Many seniors face potential liabilities from the taxman when it comes to their Social Security benefits. An average middle-class couple can expect between $22,000 and $30,000 in combined annual Social Security payments if they wait to collect until full retirement age (66 and 67). The Social Security Administration estimates that benefits only pay about 40 percent of projected retirement expenses, meaning that the couple would need another $45,000 per year to pay for everything from health care to a round of golf. In today’s retirement reality with the majority of seniors lacking savings and pensions, much, if not all, of the extra income would result from work.
Enter the taxman. The federal taxes for our couple would be $10,800 to $12,000 per year in the 15 percent tax bracket, and $25,500 of the $30,000 of Social Security benefits would be taxed. The retiree faces the double whammy of paying federal income taxes on the maximum taxable amount of 85 percent of Social Security benefits while continuing to pay employment taxes into the system. The couple also has a net after-tax cash flow of $63,000, leaving a shortfall in the 60 percent of extra income they need.
How did this happen? Our couple’s modified adjusted gross income was high enough to exceed the current threshold of $44,000 for a married couple filing jointly, subjecting 85 percent of their Social Security to federal taxes. The threshold is $34,000 for an individual. If our couple’s modified gross adjusted income had only exceeded $32,000, only half their Social Security benefits would be taxable. The rate for an individual is $25,000. If the modified adjusted gross income is less than the minimum thresholds, then no federal taxes apply on Social Security.
The above numbers are important for retirees to keep in mind when contemplating life decisions during retirement. Is taking a job worth exposing 50 percent or more of Social Security benefits to federal taxes? Keep in mind that 50 percent of Social Security income, non-taxable interest on municipal bonds, wages, interest, dividends, capital gains, alimony and distributions from a 401(k) or traditional IRA all count toward figuring out modified adjusted gross income that could nudge Social Security into the taxable arena. Some forms of income don’t count, but most do.
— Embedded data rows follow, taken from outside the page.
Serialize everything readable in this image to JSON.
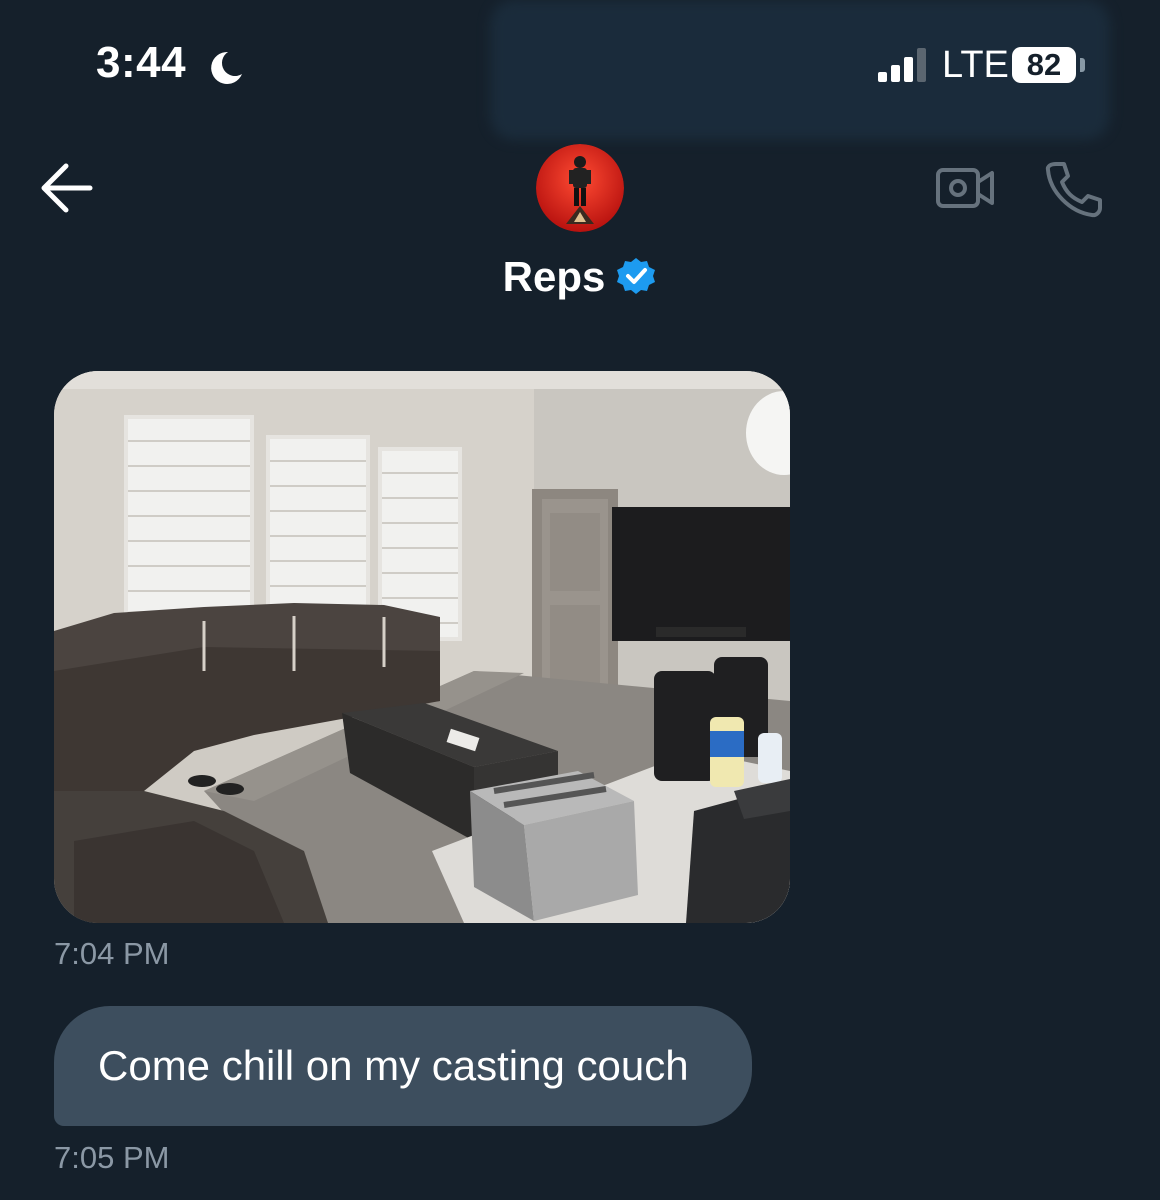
{
  "status_bar": {
    "time": "3:44",
    "network": "LTE",
    "battery": "82",
    "icons": [
      "moon-icon",
      "signal-icon"
    ]
  },
  "header": {
    "contact_name": "Reps",
    "verified": true,
    "icons": [
      "back-arrow-icon",
      "verified-badge-icon",
      "video-camera-icon",
      "phone-icon"
    ],
    "colors": {
      "verified": "#1d9bf0",
      "avatar_bg": "#e0241f"
    }
  },
  "messages": [
    {
      "type": "photo",
      "subject": "living-room-photo",
      "timestamp": "7:04 PM"
    },
    {
      "type": "text",
      "text": "Come chill on my casting couch",
      "timestamp": "7:05 PM"
    }
  ],
  "colors": {
    "background": "#15202b",
    "bubble": "#3d4e5e",
    "timestamp": "#8b98a5"
  }
}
The good news is unrealized capital gains in taxable accounts, asset growth in tax-deferred retirement accounts, and deferrals in annuities don’t figure into modified adjusted gross income calculations. More good news is that in the 10 to 15 percent tax brackets capital gains and non-qualified dividends are not taxed, so investments delivering that sort of income are preferred above interest on a certificate of deposit or money market that is taxed as ordinary income. Returns on capital gains and non-qualified dividends would still figure into the couple’s modified adjusted gross income to determine whether or not the minimum or maximum threshold for Social Security taxes was reached. But personal exemptions and standard deductions would substantially reduce or eliminate any resulting federal taxes on Social Security benefits if most of the additional income was beyond the taxman’s reach.
The crux, then, is where a senior makes up that 60 percent of cash flow they need above Social Security. Qualifying dividends, like those from dividend-paying stocks, are taxed as long-term capital gains, or at a lower rate than interest from bonds or CDs. Making informed decisions is vital. It pays to be in the know.